[Website and app data records]
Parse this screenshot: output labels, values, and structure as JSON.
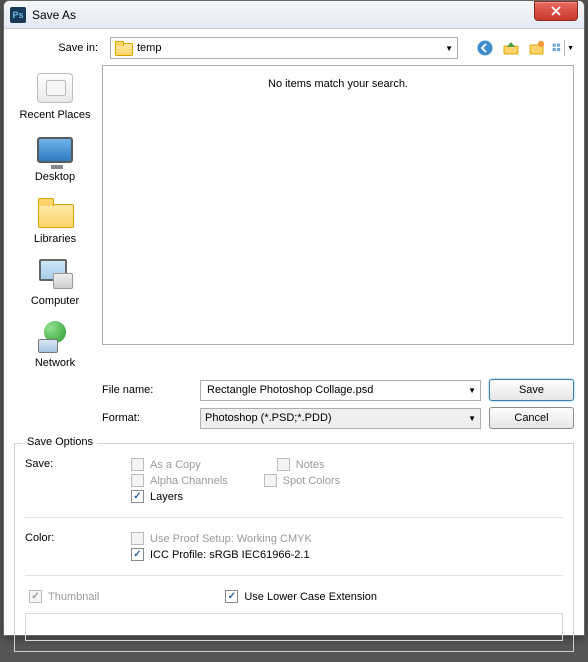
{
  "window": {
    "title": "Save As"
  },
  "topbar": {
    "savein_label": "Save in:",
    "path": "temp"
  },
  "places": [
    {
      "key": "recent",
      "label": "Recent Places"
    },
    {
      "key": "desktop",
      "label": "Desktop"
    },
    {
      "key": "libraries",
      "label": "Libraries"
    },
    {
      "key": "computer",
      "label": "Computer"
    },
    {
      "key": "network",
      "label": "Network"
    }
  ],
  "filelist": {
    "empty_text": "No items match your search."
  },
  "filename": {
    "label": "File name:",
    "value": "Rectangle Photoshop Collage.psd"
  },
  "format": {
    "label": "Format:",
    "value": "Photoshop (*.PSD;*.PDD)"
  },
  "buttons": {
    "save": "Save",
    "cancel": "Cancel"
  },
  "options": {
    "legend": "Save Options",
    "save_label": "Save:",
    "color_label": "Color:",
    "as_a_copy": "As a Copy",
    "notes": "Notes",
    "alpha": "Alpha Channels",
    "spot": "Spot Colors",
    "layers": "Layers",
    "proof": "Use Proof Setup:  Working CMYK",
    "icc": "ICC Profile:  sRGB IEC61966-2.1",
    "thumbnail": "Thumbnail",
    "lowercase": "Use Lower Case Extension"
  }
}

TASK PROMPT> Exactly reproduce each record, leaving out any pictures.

SOLUTION FOR THIS PROBLEM>
Parse this screenshot: output labels, values, and structure as JSON.
{
  "window": {
    "title": "Save As"
  },
  "topbar": {
    "savein_label": "Save in:",
    "path": "temp"
  },
  "places": [
    {
      "key": "recent",
      "label": "Recent Places"
    },
    {
      "key": "desktop",
      "label": "Desktop"
    },
    {
      "key": "libraries",
      "label": "Libraries"
    },
    {
      "key": "computer",
      "label": "Computer"
    },
    {
      "key": "network",
      "label": "Network"
    }
  ],
  "filelist": {
    "empty_text": "No items match your search."
  },
  "filename": {
    "label": "File name:",
    "value": "Rectangle Photoshop Collage.psd"
  },
  "format": {
    "label": "Format:",
    "value": "Photoshop (*.PSD;*.PDD)"
  },
  "buttons": {
    "save": "Save",
    "cancel": "Cancel"
  },
  "options": {
    "legend": "Save Options",
    "save_label": "Save:",
    "color_label": "Color:",
    "as_a_copy": "As a Copy",
    "notes": "Notes",
    "alpha": "Alpha Channels",
    "spot": "Spot Colors",
    "layers": "Layers",
    "proof": "Use Proof Setup:  Working CMYK",
    "icc": "ICC Profile:  sRGB IEC61966-2.1",
    "thumbnail": "Thumbnail",
    "lowercase": "Use Lower Case Extension"
  }
}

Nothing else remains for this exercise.